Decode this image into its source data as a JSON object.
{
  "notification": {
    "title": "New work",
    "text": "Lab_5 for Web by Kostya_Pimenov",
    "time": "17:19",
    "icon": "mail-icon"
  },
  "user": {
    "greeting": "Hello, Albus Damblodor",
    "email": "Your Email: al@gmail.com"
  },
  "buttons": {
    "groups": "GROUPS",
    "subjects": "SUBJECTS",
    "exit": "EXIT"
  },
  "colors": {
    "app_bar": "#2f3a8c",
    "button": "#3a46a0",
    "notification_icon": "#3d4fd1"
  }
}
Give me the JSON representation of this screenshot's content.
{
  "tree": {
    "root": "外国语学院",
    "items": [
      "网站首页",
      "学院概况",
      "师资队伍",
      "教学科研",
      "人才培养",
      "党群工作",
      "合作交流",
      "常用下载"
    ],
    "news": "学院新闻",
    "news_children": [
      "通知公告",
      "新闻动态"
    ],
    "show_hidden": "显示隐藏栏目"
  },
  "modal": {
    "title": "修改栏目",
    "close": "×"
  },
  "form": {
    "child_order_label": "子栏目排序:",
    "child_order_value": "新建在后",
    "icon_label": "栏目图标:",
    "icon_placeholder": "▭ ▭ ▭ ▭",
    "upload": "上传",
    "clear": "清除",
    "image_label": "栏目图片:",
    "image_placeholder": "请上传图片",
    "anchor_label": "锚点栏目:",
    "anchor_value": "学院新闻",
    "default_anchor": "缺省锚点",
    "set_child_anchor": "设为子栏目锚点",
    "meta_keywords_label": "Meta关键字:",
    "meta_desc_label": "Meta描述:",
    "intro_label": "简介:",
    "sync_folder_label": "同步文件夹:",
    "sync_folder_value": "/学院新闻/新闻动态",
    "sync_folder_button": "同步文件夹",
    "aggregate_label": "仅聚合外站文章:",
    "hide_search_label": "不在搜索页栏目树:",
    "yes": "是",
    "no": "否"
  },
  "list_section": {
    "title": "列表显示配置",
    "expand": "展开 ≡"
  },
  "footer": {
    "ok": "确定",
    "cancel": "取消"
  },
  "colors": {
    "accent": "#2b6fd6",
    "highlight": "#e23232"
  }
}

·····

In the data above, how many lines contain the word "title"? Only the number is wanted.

3